ETF traders might consider (NYSEARCA:SGG), iPath Dow Jones-AIG Sugar Total Return Sub-Index ETN. Folks across the Atlantic could trade ETF Securities' (SUGA) we suppose.  Bolder Europeans can go for ETF Leveraged Sugar (LSUG) for something twice as sweet (leveraged that is), but we demur, having seen how horrible some leveraged ETFs have operated for some poor folks' P&L lately. The streak we saw in SGG's price history, from about April 24/25, with a brief pause during the first half of June 2009, may have taken another pause in mid-August.  If you're still inclined to trade SGG with a mind for riding a trend, or you're already in, we urge a trailing stop loss in the order of $6 per share for really gutsy traders, down to $2 for those who enjoy playing Counter-Strike. 

Those who wanted to trade by a pure equity as opposed to "pure sugar" play, may continue to prosper in something like Imperial Sugar (NASDAQ:IPSU) which started it's sugar spike on about May 5/6, marred only by a bitter sweet drop July 8.  Others might consider a less direct idea like Alexander & Baldwin (NYSE:ALEX) which got going only last month, mid-July, but it's streak may have ended already on August 18.

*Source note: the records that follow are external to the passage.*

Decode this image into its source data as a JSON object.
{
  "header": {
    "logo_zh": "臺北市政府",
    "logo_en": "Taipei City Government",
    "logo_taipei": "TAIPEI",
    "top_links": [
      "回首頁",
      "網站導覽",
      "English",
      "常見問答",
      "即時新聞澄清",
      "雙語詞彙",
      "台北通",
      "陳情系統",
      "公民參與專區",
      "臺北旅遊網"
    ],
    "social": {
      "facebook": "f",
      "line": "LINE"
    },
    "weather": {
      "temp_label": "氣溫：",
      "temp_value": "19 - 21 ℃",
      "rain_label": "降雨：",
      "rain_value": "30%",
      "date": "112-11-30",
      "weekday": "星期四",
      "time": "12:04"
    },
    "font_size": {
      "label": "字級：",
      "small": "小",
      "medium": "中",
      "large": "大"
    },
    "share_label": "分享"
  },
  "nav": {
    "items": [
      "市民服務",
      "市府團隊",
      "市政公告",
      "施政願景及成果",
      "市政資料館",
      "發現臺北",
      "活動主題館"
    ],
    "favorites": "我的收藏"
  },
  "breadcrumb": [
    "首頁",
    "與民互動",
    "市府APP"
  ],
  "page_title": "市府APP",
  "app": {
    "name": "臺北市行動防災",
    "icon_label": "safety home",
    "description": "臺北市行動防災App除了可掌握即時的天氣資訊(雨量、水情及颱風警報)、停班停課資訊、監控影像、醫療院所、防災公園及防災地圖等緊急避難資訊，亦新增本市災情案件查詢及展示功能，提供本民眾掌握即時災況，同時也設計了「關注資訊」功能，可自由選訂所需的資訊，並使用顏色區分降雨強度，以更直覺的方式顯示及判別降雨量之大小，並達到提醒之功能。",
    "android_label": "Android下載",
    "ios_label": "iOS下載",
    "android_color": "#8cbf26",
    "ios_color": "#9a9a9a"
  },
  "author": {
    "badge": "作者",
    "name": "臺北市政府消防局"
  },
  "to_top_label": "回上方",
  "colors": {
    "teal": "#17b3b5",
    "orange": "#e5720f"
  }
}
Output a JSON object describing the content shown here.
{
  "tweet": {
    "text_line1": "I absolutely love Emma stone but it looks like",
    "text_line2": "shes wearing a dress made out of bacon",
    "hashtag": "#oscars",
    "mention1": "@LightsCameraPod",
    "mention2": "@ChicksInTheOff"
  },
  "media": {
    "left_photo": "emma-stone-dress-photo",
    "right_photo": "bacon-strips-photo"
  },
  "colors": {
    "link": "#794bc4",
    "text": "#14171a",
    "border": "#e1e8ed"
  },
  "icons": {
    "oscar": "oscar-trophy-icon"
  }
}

For those of you trading around the front-month in Sugar, October 2009, may want to have no less than a 1.8 to 3.6 cent trailing stop, unless you're those deep pockets who have been in this for some time, looking to sell to small fry like us, but we're playing further out on the "curve" in a bid for time.

Disclosure: Long Sugar futures, may add, reduce or exit at any moment.